● **Task requirements**:
Copy out each line of the data below in which the string "true" appears.

● **Dataset excerpts**:
■ ■ ■ ■
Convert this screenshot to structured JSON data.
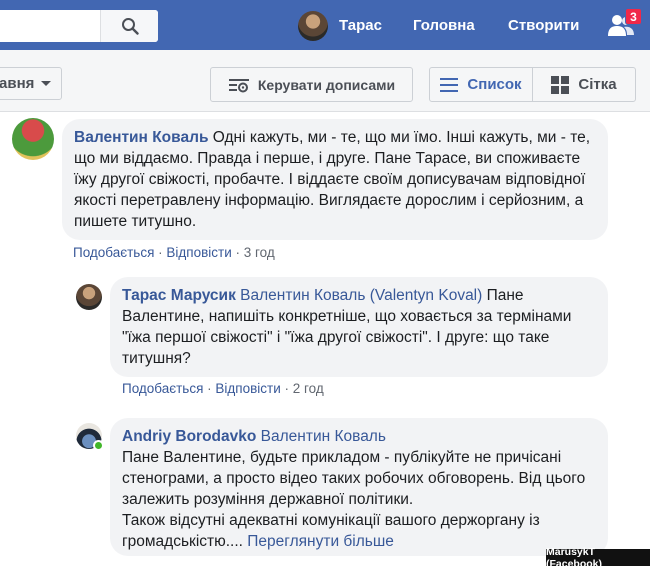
{
  "topbar": {
    "profile_name": "Тарас",
    "home_label": "Головна",
    "create_label": "Створити",
    "notifications_count": "3"
  },
  "toolbar": {
    "sort_label": "авня",
    "manage_posts_label": "Керувати дописами",
    "list_label": "Список",
    "grid_label": "Сітка"
  },
  "comments": [
    {
      "author": "Валентин Коваль",
      "text": " Одні кажуть, ми - те, що ми їмо. Інші кажуть, ми - те, що ми віддаємо. Правда і перше, і друге. Пане Тарасе, ви споживаєте їжу другої свіжості, пробачте. І віддаєте своїм дописувачам відповідної якості перетравлену інформацію. Виглядаєте дорослим і серйозним, а пишете титушно.",
      "like_label": "Подобається",
      "reply_label": "Відповісти",
      "time": "3 год"
    },
    {
      "author": "Тарас Марусик",
      "mention": "Валентин Коваль (Valentyn Koval)",
      "text": " Пане Валентине, напишіть конкретніше, що ховається за термінами \"їжа першої свіжості\" і \"їжа другої свіжості\". І друге: що таке титушня?",
      "like_label": "Подобається",
      "reply_label": "Відповісти",
      "time": "2 год"
    },
    {
      "author": "Andriy Borodavko",
      "mention": "Валентин Коваль",
      "text": "Пане Валентине, будьте прикладом - публікуйте не причісані стенограми, а просто відео таких робочих обговорень. Від цього залежить розуміння державної політики.",
      "text2": "Також відсутні адекватні комунікації вашого держоргану із громадськістю.... ",
      "see_more": "Переглянути більше"
    }
  ],
  "credit": "MarusykT (Facebook)"
}
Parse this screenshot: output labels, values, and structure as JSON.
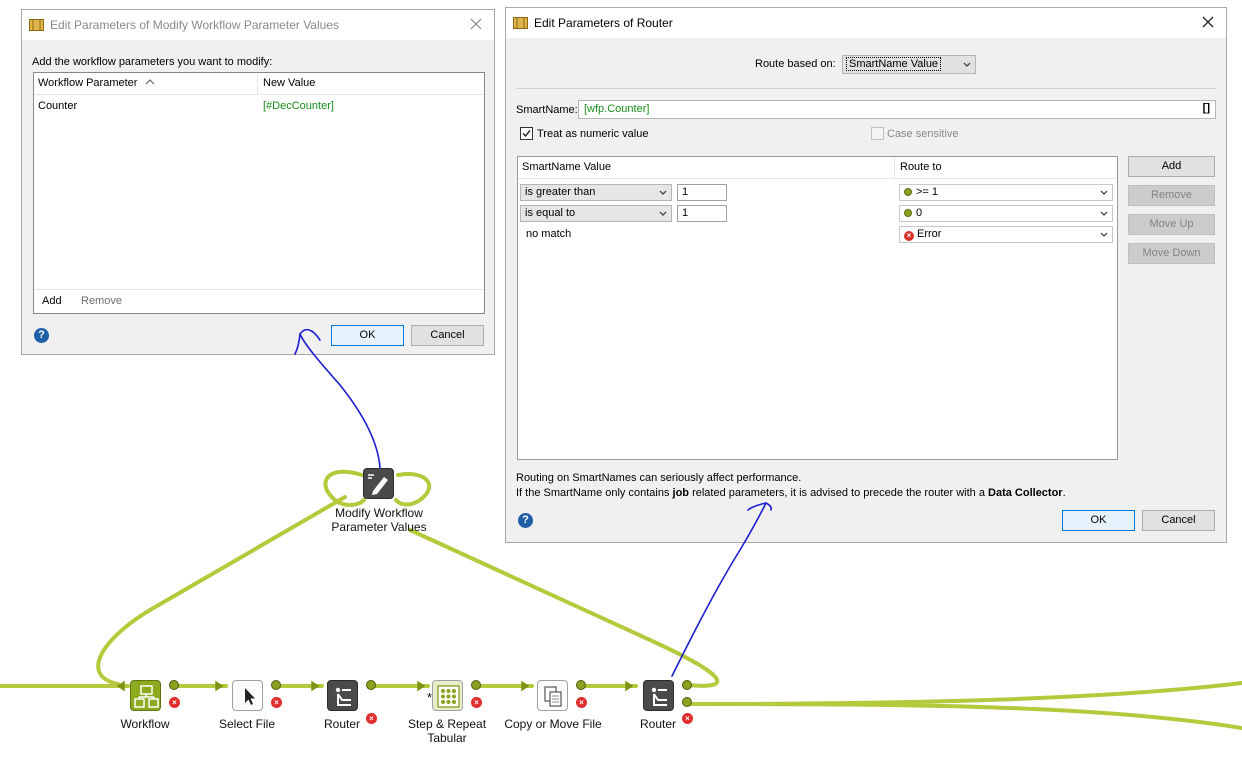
{
  "modify_dialog": {
    "title": "Edit Parameters of Modify Workflow Parameter Values",
    "instruction": "Add the workflow parameters you want to modify:",
    "col_parameter": "Workflow Parameter",
    "col_value": "New Value",
    "rows": [
      {
        "parameter": "Counter",
        "value": "[#DecCounter]"
      }
    ],
    "add_label": "Add",
    "remove_label": "Remove",
    "help": "?",
    "ok_label": "OK",
    "cancel_label": "Cancel"
  },
  "router_dialog": {
    "title": "Edit Parameters of Router",
    "route_based_on_label": "Route based on:",
    "route_based_on_value": "SmartName Value",
    "smartname_label": "SmartName:",
    "smartname_value": "[wfp.Counter]",
    "smartname_button": "[]",
    "treat_numeric_label": "Treat as numeric value",
    "treat_numeric_checked": true,
    "case_sensitive_label": "Case sensitive",
    "case_sensitive_checked": false,
    "col_value": "SmartName Value",
    "col_route": "Route to",
    "rules": [
      {
        "operator": "is greater than",
        "operand": "1",
        "route": ">= 1",
        "route_icon": "green-dot"
      },
      {
        "operator": "is equal to",
        "operand": "1",
        "route": "0",
        "route_icon": "green-dot"
      },
      {
        "operator": "no match",
        "operand": "",
        "route": "Error",
        "route_icon": "red-error"
      }
    ],
    "add_label": "Add",
    "remove_label": "Remove",
    "move_up_label": "Move Up",
    "move_down_label": "Move Down",
    "note_line1": "Routing on SmartNames can seriously affect performance.",
    "note_line2_a": "If the SmartName only contains ",
    "note_line2_b": "job",
    "note_line2_c": " related parameters, it is advised to precede the router with a ",
    "note_line2_d": "Data Collector",
    "note_line2_e": ".",
    "help": "?",
    "ok_label": "OK",
    "cancel_label": "Cancel"
  },
  "workflow": {
    "modify_node_label_1": "Modify Workflow",
    "modify_node_label_2": "Parameter Values",
    "nodes": [
      {
        "label": "Workflow",
        "icon": "workflow-icon"
      },
      {
        "label": "Select File",
        "icon": "cursor-icon"
      },
      {
        "label": "Router",
        "icon": "router-icon"
      },
      {
        "label_1": "Step & Repeat",
        "label_2": "Tabular",
        "icon": "grid-icon"
      },
      {
        "label": "Copy or Move File",
        "icon": "copy-icon"
      },
      {
        "label": "Router",
        "icon": "router-icon"
      }
    ],
    "error_glyph": "×"
  },
  "colors": {
    "connector": "#8da01f",
    "annotation": "#1c1cd0",
    "accent": "#0078d7"
  }
}
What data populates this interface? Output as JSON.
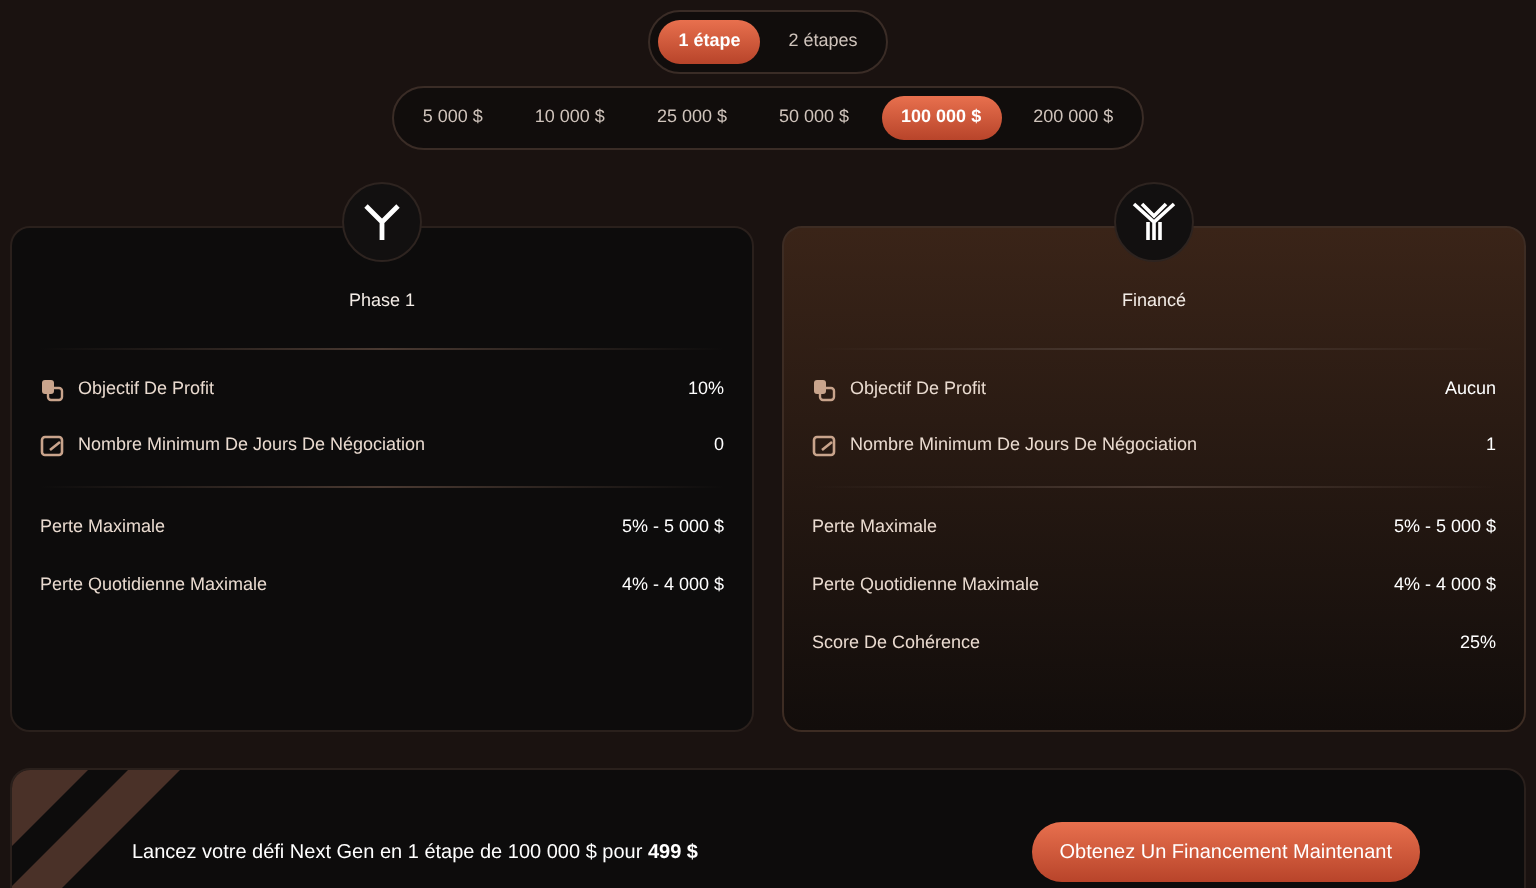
{
  "steps": [
    {
      "label": "1 étape",
      "selected": true
    },
    {
      "label": "2 étapes",
      "selected": false
    }
  ],
  "amounts": [
    {
      "label": "5 000 $",
      "selected": false
    },
    {
      "label": "10 000 $",
      "selected": false
    },
    {
      "label": "25 000 $",
      "selected": false
    },
    {
      "label": "50 000 $",
      "selected": false
    },
    {
      "label": "100 000 $",
      "selected": true
    },
    {
      "label": "200 000 $",
      "selected": false
    }
  ],
  "cards": [
    {
      "title": "Phase 1",
      "highlighted": false,
      "feature_rows": [
        {
          "label": "Objectif De Profit",
          "value": "10%"
        },
        {
          "label": "Nombre Minimum De Jours De Négociation",
          "value": "0"
        }
      ],
      "rule_rows": [
        {
          "label": "Perte Maximale",
          "value": "5% - 5 000 $"
        },
        {
          "label": "Perte Quotidienne Maximale",
          "value": "4% - 4 000 $"
        }
      ]
    },
    {
      "title": "Financé",
      "highlighted": true,
      "feature_rows": [
        {
          "label": "Objectif De Profit",
          "value": "Aucun"
        },
        {
          "label": "Nombre Minimum De Jours De Négociation",
          "value": "1"
        }
      ],
      "rule_rows": [
        {
          "label": "Perte Maximale",
          "value": "5% - 5 000 $"
        },
        {
          "label": "Perte Quotidienne Maximale",
          "value": "4% - 4 000 $"
        },
        {
          "label": "Score De Cohérence",
          "value": "25%"
        }
      ]
    }
  ],
  "banner": {
    "text": "Lancez votre défi Next Gen en 1 étape de 100 000 $ pour **499 $**",
    "button": "Obtenez Un Financement Maintenant"
  }
}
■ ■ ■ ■
● **Task result**:
    "treat_numeric_checked": true,
      "selected": true
      "selected": true
      "highlighted": true,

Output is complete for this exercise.